Legend has it that the goddess Aphrodite arose from the sea at the rocks of Petra tou Romiou and sowed the seeds of her sacred garden in nearby Geroskipou.
Although the legendary gardens have faded in the mists of myth and time, Geroskipou today blooms with the colours of loukoumi, a popular confectionery whose connection with the town dates back to 1895, when Sophocles Athanasiou returned to his home village after many years overseas, with a recipe packed amongst his belongings.
Over the course of his travels, Athanasiou had picked up a taste for loukoumi (also known as lokum, or Turkish delight), the sweet delicacy found across Turkey and the Mediterranean Sea. By the time he came back to his home village, he had shaped a recipe around his own tastes and set about bringing it to reality.
He set up a small factory and opened up his own loukoumi shop near the town square in Geroskipou in 1895. Soon, the reputation of the shop and its treats spread across the island and beyond its shores.
In 1920, Athanasiou passed on the business to his daughter Chariklia and her husband Gabriel Hadjizinoviou. The torch was then passed to their son, Nikodemos Gabriel and since 1990 his wife Evdokia and their son George have continued the tradition.
Inspired by the Athanasiou family, who sell their products under the name of “Aphrodite Delights”, other confectionary makers within the locality have taken up production, following the same specifications and deepening the connection between the town and its treats.
Such is the strength of this connection that in 2007 Loukoumi Geroskipou became the first Cypriot product to be recognised as an official protected geographic indication (PGI). It is the only variety of loukoumi to be afforded such recognition.
Since Sophocles Athanasiou brought his first batch of loukoumi to life in 1895, the confection has been made in the same way, according to the same recipe, and always within the bounds of Geroskipou.
The art of preparing Loukoumi Geroskipou lies in attaining the unmistakable sweetness and consistency that distinguish the product from other varieties of loukoumi. Unlike many such varieties, Loukoumi Geroskipou contains neither glucose nor gelatine. In order to achieve the desired taste and texture, each step of the production process must be carried out with patience and precision, using local skills and expertise that have been honed by time and tradition.

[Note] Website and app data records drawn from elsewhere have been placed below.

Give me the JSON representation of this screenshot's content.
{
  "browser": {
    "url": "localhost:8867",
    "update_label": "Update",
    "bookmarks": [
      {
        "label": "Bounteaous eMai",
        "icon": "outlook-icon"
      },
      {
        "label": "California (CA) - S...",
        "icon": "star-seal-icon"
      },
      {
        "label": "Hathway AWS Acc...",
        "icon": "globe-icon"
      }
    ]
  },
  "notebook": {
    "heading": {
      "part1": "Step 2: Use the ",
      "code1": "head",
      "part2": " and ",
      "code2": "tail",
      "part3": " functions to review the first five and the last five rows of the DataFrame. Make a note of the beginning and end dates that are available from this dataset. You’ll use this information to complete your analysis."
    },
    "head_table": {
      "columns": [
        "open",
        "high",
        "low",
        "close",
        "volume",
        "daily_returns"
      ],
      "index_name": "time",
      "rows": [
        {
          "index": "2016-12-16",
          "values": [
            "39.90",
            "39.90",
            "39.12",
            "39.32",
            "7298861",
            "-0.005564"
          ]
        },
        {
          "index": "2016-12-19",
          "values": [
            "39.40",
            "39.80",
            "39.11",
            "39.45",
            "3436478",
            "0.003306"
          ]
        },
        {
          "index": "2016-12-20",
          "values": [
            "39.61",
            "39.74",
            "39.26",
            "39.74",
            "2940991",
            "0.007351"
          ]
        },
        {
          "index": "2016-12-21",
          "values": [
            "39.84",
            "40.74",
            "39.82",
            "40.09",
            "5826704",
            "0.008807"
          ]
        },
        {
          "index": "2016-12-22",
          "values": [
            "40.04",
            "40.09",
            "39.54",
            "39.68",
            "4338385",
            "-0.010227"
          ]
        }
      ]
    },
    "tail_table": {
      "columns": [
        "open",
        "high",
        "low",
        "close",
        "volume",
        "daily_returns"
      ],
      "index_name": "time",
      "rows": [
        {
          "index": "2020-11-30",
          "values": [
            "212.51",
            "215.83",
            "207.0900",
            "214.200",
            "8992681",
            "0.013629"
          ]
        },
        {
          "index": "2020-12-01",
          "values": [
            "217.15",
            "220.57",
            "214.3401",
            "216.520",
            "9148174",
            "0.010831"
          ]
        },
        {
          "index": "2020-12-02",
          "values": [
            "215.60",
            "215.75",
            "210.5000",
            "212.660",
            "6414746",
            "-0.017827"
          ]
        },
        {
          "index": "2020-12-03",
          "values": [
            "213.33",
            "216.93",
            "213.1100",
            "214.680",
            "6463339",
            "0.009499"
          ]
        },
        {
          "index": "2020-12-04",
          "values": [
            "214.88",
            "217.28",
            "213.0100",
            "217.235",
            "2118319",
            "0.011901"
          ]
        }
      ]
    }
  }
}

The process begins when water is poured into a large, heated pan. Next, sugar and citric acid are added. The resulting mixture is boiled and held to simmer at 100°C for 35 minutes.
Corn starch, previously dissolved in cold water, is then added to thicken the mixture, which must be kept at a heat of 100-130°C for 2 hours and stirred at a rate of 36 turns per minute.
Next come the flavours, which must be selected from a pre-approved list. Each flavour in the list has been carefully chosen to complement the natural sweetness of the loukoumi. The selection ranges from rose, strawberry, and mandarin to banana, bergamot, and pistachio. In some cases, colouring, chocolate, or roasted nuts are added. Ingredients such as almonds and honey are sourced locally in the Paphos province.
After the flavours have fully blended in, the now viscous mixture is poured into large crates and left to set. Once cooled, the mixture takes on its final gelatinous form, characterised by a firmness that allows it to spring gently back to shape when squeezed, but a softness that allows it to melt in the mouth.
The final product is cut into bite-sized cubes, which are dusted with caster sugar or finely flaked coconut.